Carolyn squinted at the female and recognized her, the woman in the red sequined dress at Robert’s apartment. How dare she come here after what she’d done to Kyria.
“I wonder what’s up,” Walt murmured.
Carolyn stared angrily at the scene. “She’s the woman who left Kyria at Robert’s apartment the night of the murder.”
“Her contempt for people is too much.”
She heard the hard edge to Walt’s voice and glimpsed his rigid jaw and stern expression. With a momentary glance Carolyn’s way, he strode toward the stranger and the detectives.
For a moment, she admired his long strides and athletic body, but determined not to miss out on the event taking place, she rushed after him. From the corner of her eye, she saw Jolene turn in the direction of Detective Holmes.
Carolyn drew near to Jolene, and her daughter asked, “What’s going on?”
“I-It-It’s...” Carolyn put her hand to her chest and breathed deeply before continuing. “She was at your father’s with Kyria.”
“Ooh.” Jolene’s dark-chocolate eyes widened and watered. “Could she be involved in killing him?”
“That’s what I intend to find out.” Thankful Alan wasn’t here, Carolyn scurried over to where Holmes and Walt stood over the woman with Jolene behind her.
She arrived in time to hear the tearful woman. “I’m sorry. I was afraid. I didn’t know he was going to be killed.”
“What was supposed to happen?” Holmes asked, angrily.
“I didn’t know, and I didn’t care.

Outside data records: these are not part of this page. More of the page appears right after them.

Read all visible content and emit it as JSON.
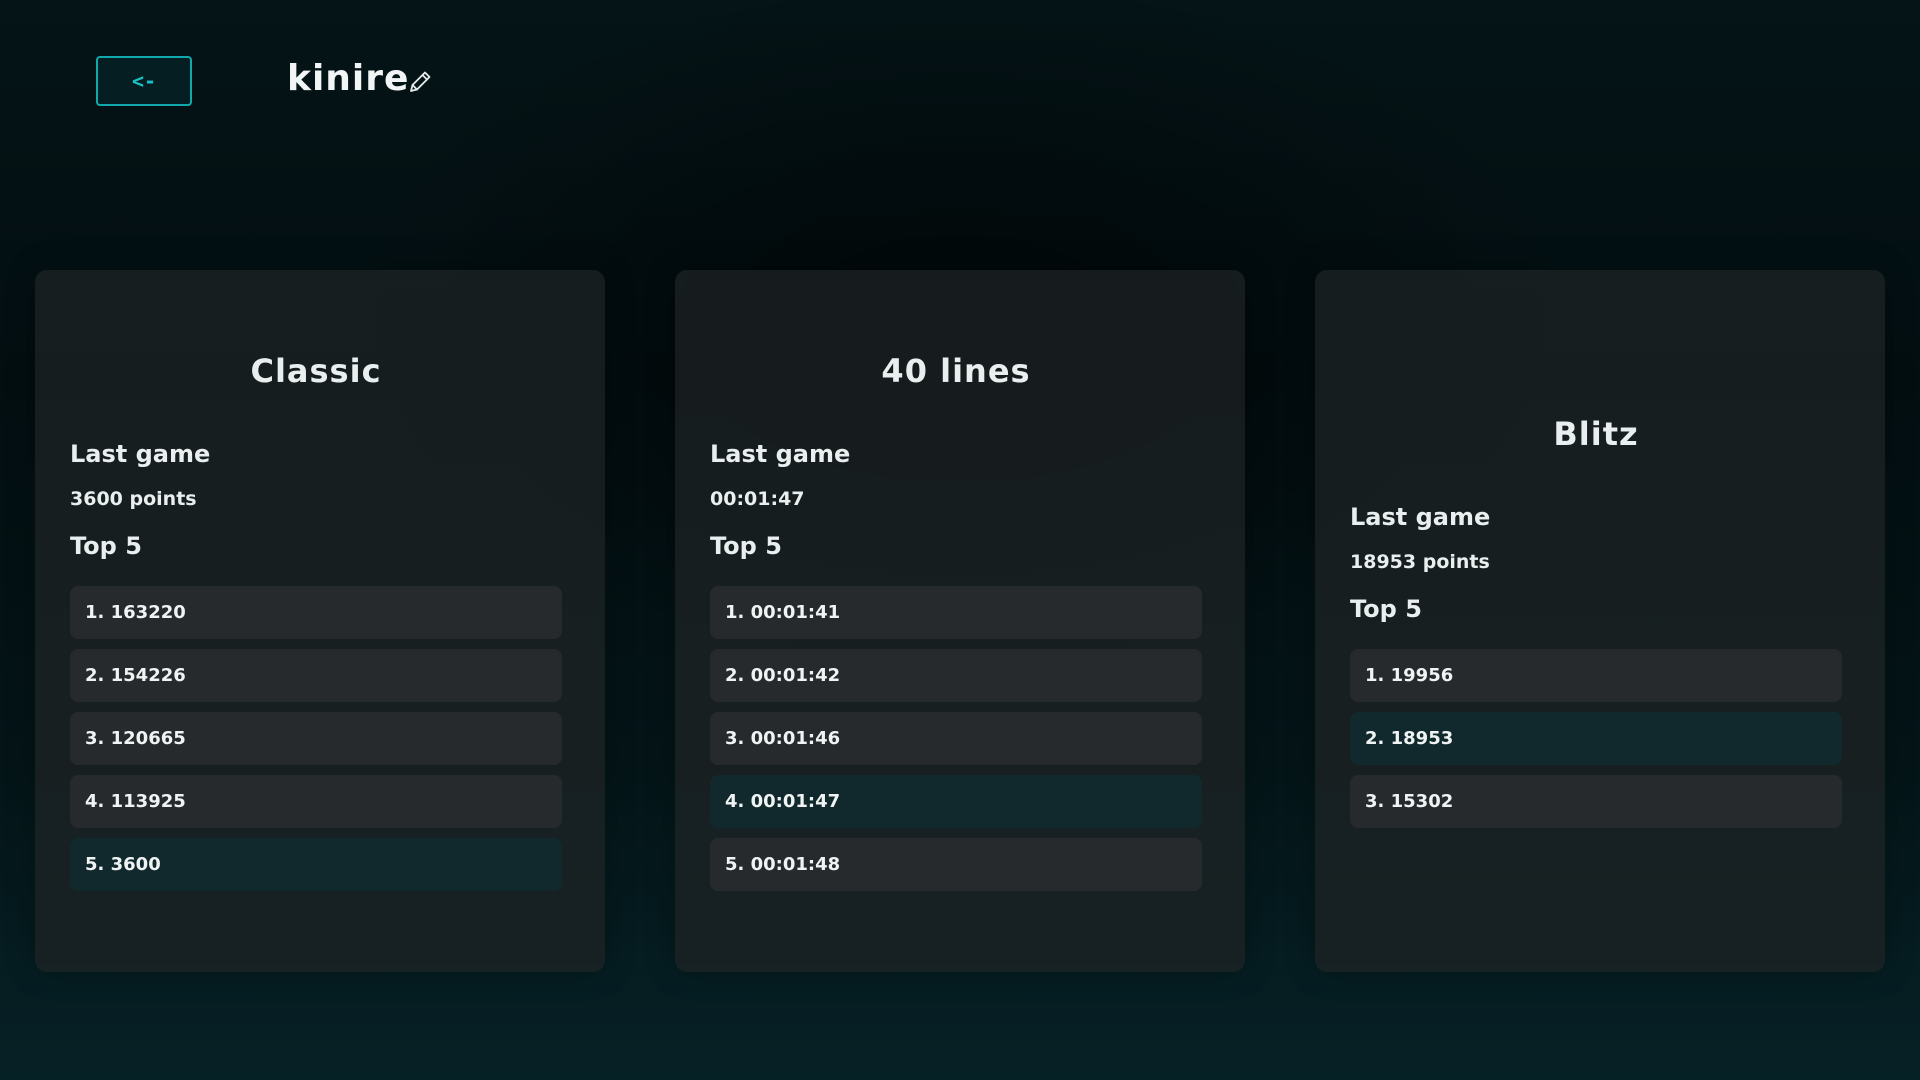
{
  "header": {
    "back_label": "<-",
    "profile_name": "kinire",
    "edit_icon": "pencil-icon"
  },
  "accent_color": "#12a8ad",
  "cards": [
    {
      "title": "Classic",
      "last_game_heading": "Last game",
      "last_game_value": "3600 points",
      "top_heading": "Top 5",
      "ranks": [
        "1. 163220",
        "2. 154226",
        "3. 120665",
        "4. 113925",
        "5. 3600"
      ],
      "current_index": 4
    },
    {
      "title": "40 lines",
      "last_game_heading": "Last game",
      "last_game_value": "00:01:47",
      "top_heading": "Top 5",
      "ranks": [
        "1. 00:01:41",
        "2. 00:01:42",
        "3. 00:01:46",
        "4. 00:01:47",
        "5. 00:01:48"
      ],
      "current_index": 3
    },
    {
      "title": "Blitz",
      "last_game_heading": "Last game",
      "last_game_value": "18953 points",
      "top_heading": "Top 5",
      "ranks": [
        "1. 19956",
        "2. 18953",
        "3. 15302"
      ],
      "current_index": 1
    }
  ]
}
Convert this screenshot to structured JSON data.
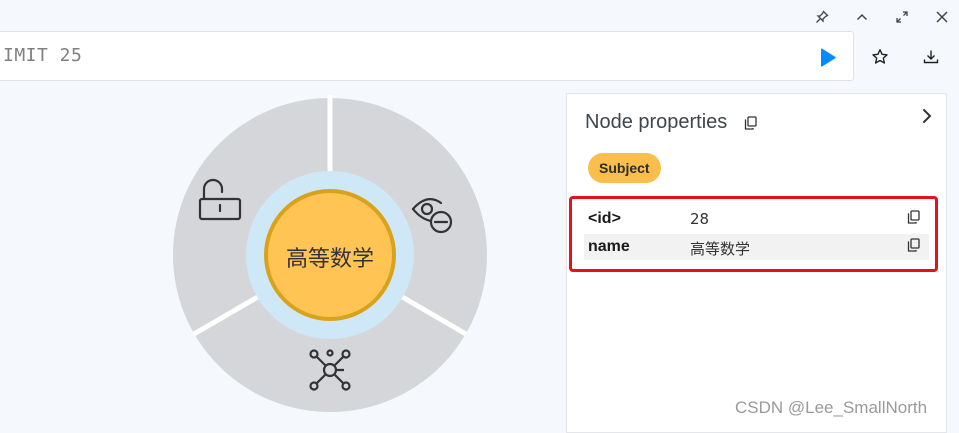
{
  "window": {
    "pin_icon": "pin-icon",
    "collapse_icon": "chevron-up-icon",
    "expand_icon": "expand-icon",
    "close_icon": "close-icon"
  },
  "query": {
    "text": "IMIT 25",
    "run_icon": "play-icon",
    "favorite_icon": "star-icon",
    "download_icon": "download-icon",
    "run_color": "#018bff"
  },
  "graph": {
    "node_label": "高等数学",
    "node_color": "#ffc454",
    "node_border": "#d9a21b",
    "halo_color": "#cfe8f8",
    "ring_color": "#d4d6da",
    "ring_actions": [
      "unlock-icon",
      "hide-icon",
      "expand-graph-icon"
    ]
  },
  "panel": {
    "title": "Node properties",
    "badge": "Subject",
    "properties": [
      {
        "key": "<id>",
        "value": "28"
      },
      {
        "key": "name",
        "value": "高等数学"
      }
    ]
  },
  "watermark": "CSDN @Lee_SmallNorth"
}
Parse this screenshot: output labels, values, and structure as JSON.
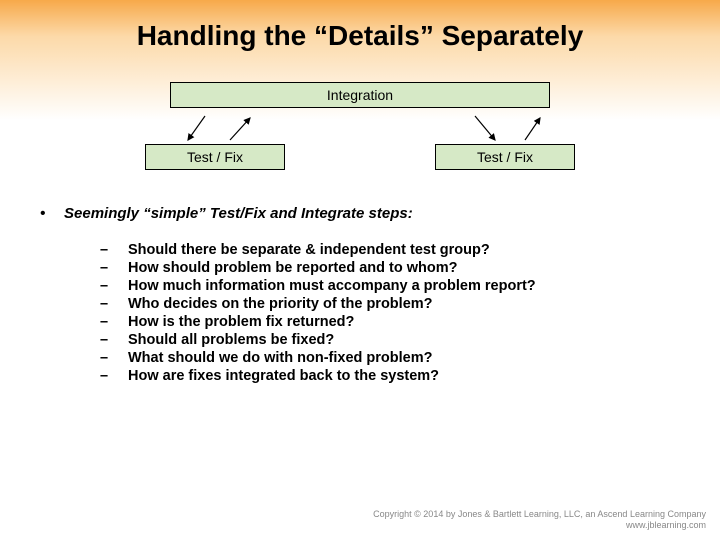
{
  "title": "Handling the “Details” Separately",
  "diagram": {
    "integration": "Integration",
    "testfix_left": "Test / Fix",
    "testfix_right": "Test / Fix"
  },
  "main_bullet": "Seemingly “simple” Test/Fix and Integrate steps:",
  "subs": [
    "Should there be separate & independent test group?",
    "How should problem be reported and to whom?",
    "How much information must accompany a problem report?",
    "Who decides on the priority of the problem?",
    "How is the problem fix returned?",
    "Should all problems be fixed?",
    "What should we do with non-fixed problem?",
    "How are fixes integrated back to the system?"
  ],
  "footer": {
    "copyright": "Copyright © 2014 by Jones & Bartlett Learning, LLC, an Ascend Learning Company",
    "url": "www.jblearning.com"
  }
}
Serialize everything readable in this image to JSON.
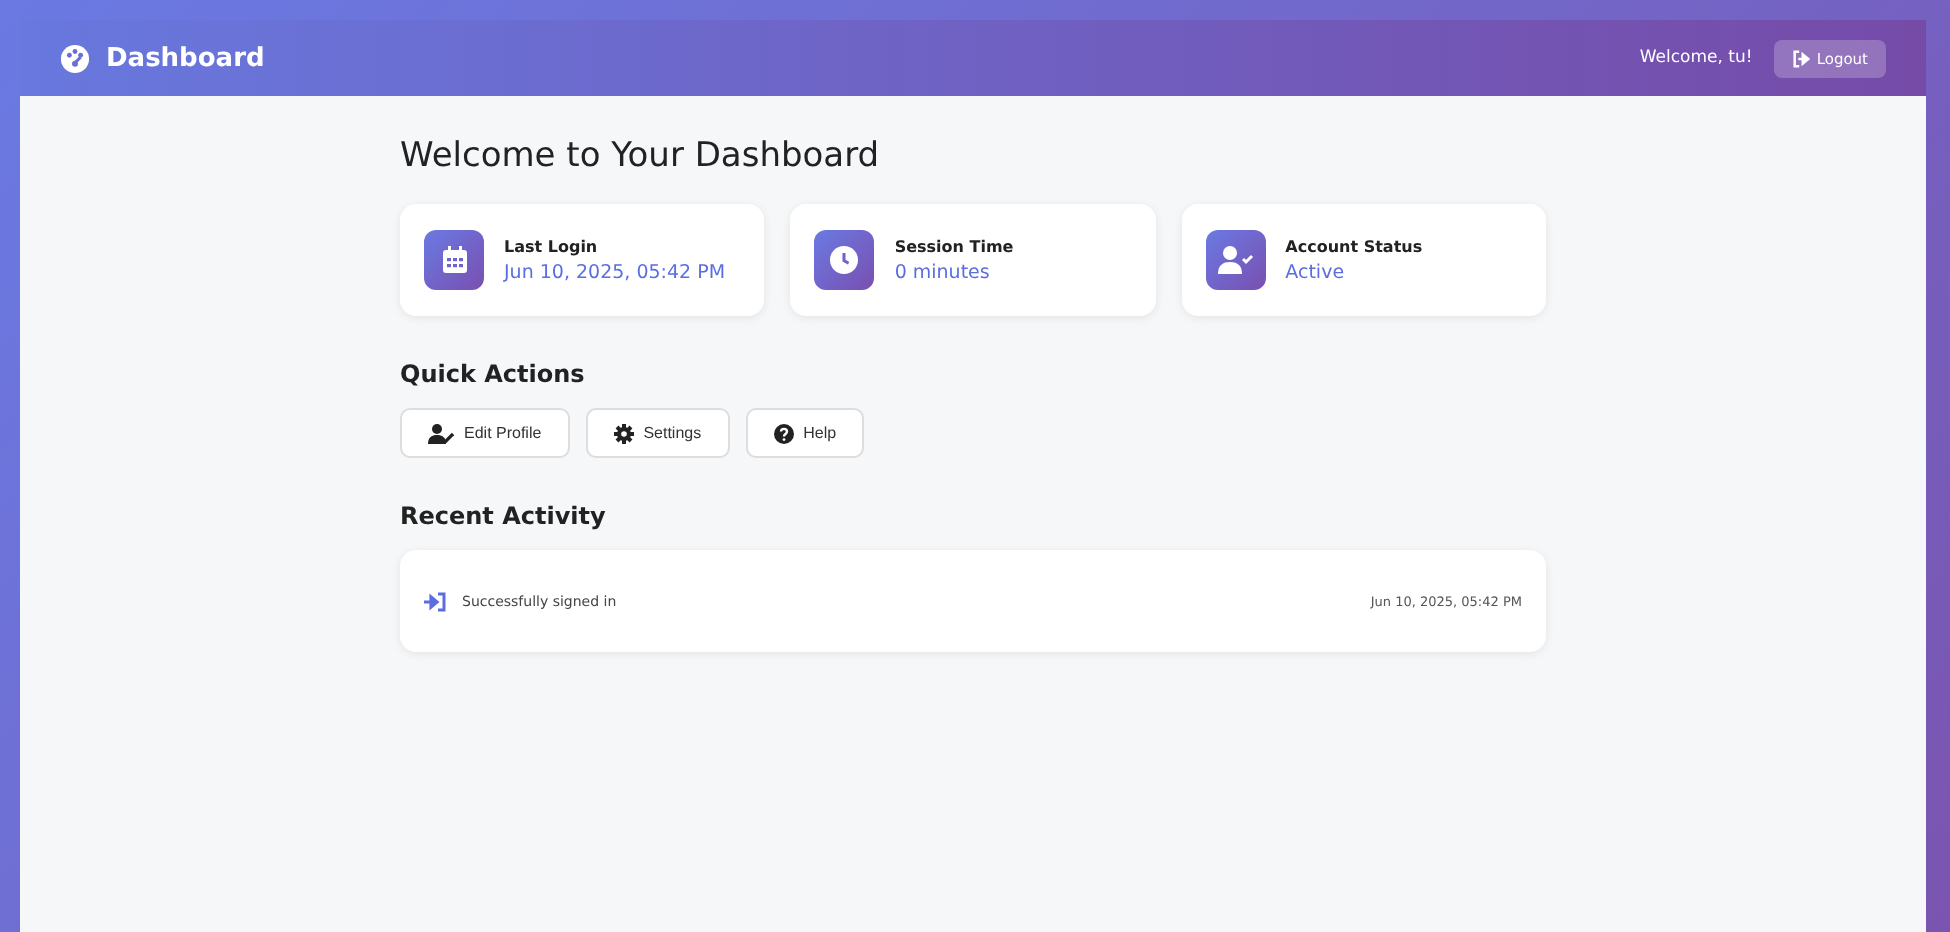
{
  "header": {
    "title": "Dashboard",
    "welcome": "Welcome, tu!",
    "logout": "Logout"
  },
  "page_title": "Welcome to Your Dashboard",
  "stats": [
    {
      "kind": "login",
      "label": "Last Login",
      "value": "Jun 10, 2025, 05:42 PM"
    },
    {
      "kind": "session",
      "label": "Session Time",
      "value": "0 minutes"
    },
    {
      "kind": "status",
      "label": "Account Status",
      "value": "Active"
    }
  ],
  "quick_actions": {
    "title": "Quick Actions",
    "buttons": [
      {
        "kind": "profile",
        "label": "Edit Profile"
      },
      {
        "kind": "settings",
        "label": "Settings"
      },
      {
        "kind": "help",
        "label": "Help"
      }
    ]
  },
  "recent_activity": {
    "title": "Recent Activity",
    "items": [
      {
        "kind": "signin",
        "text": "Successfully signed in",
        "time": "Jun 10, 2025, 05:42 PM"
      }
    ]
  }
}
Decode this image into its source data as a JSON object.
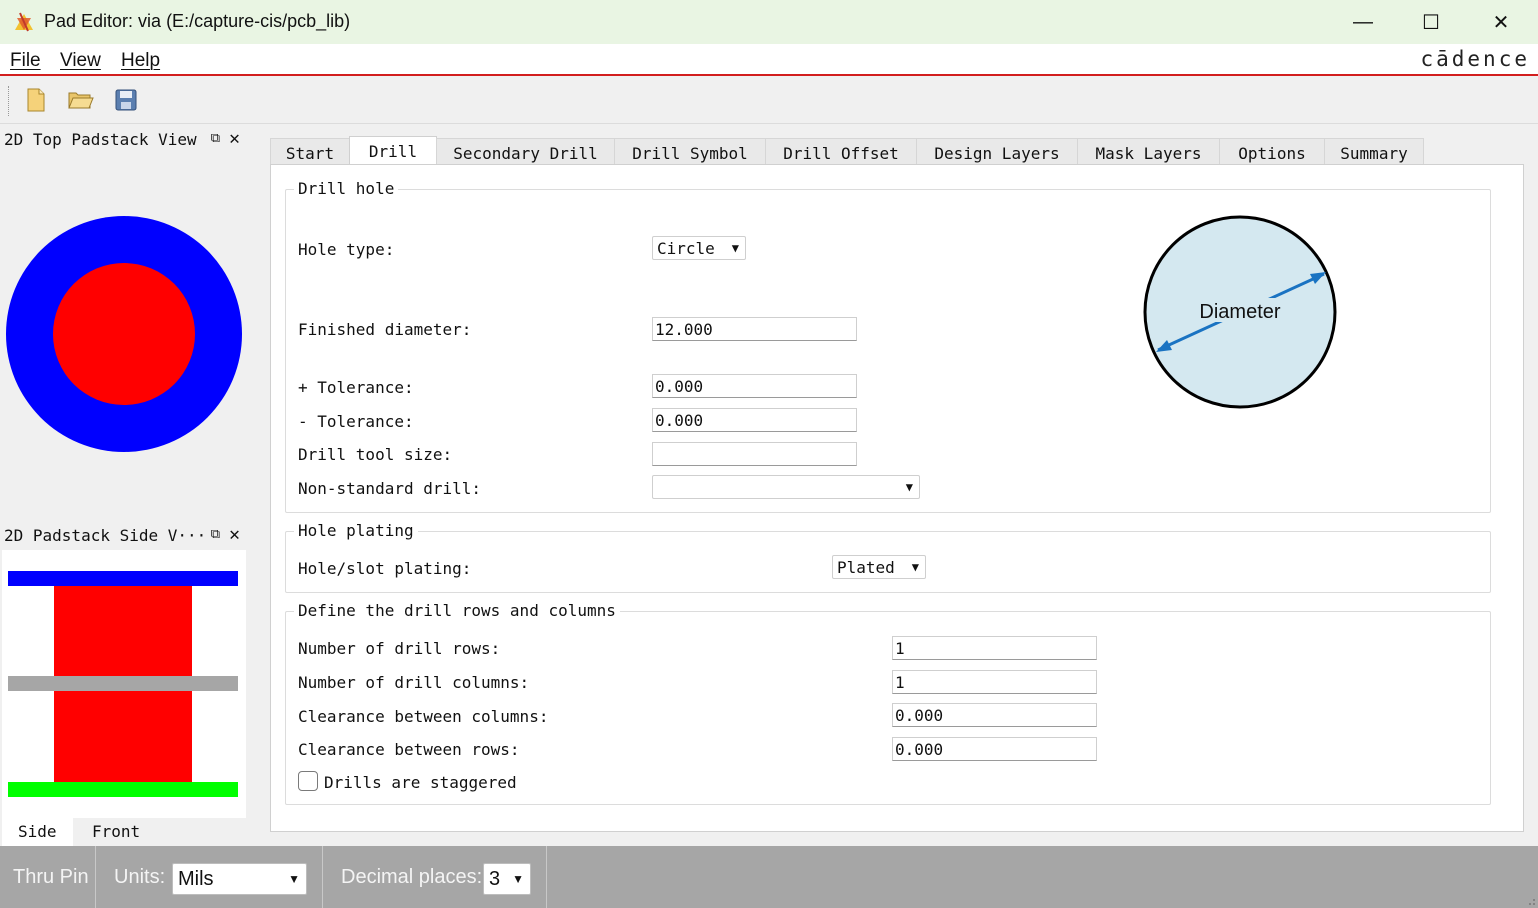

He raped my baby sister when she was only seventeen.” The woman raised her hands imploringly. “She was innocent, and she couldn’t live with what happened. S-she jumped into the Missouri River.” She covered her face with her hands and wept.
Oh, no. If only she’d come forward when Robert had raped her years ago, this could’ve been prevented. No--the police wouldn’t have believed a female saying her spouse raped her. It’d happened so long ago, and people didn’t know about such things then. Carolyn clenched her hands. Her own father might not have believed her then.
Walt’s face looked like storm clouds. Carolyn dug her nails into her palms, remembering the story he’d told her about the young girl who committed suicide. Was this the girl’s sister? Her daughter’s eyes filled with tears, and Carolyn wanted to scream or stomp on someone. Robert may be dead, but the scars he’d left behind would take years to heal.
“Please come with us,” Holmes said gently, holding the woman by the elbow. “We need to ask you a few questions.”
“Okay.” She gulped and asked, “Am I in trouble?”
“We only have a few inquiries for you at this point.” Holmes waved at Martin. “Drive our car, and I’ll go with Ms. Smith.”
“I’m coming in my car,” Jolene said.
“We’re going, too.” She looked at Walt, wishing she’d driven.
He nodded, his expression darker than before.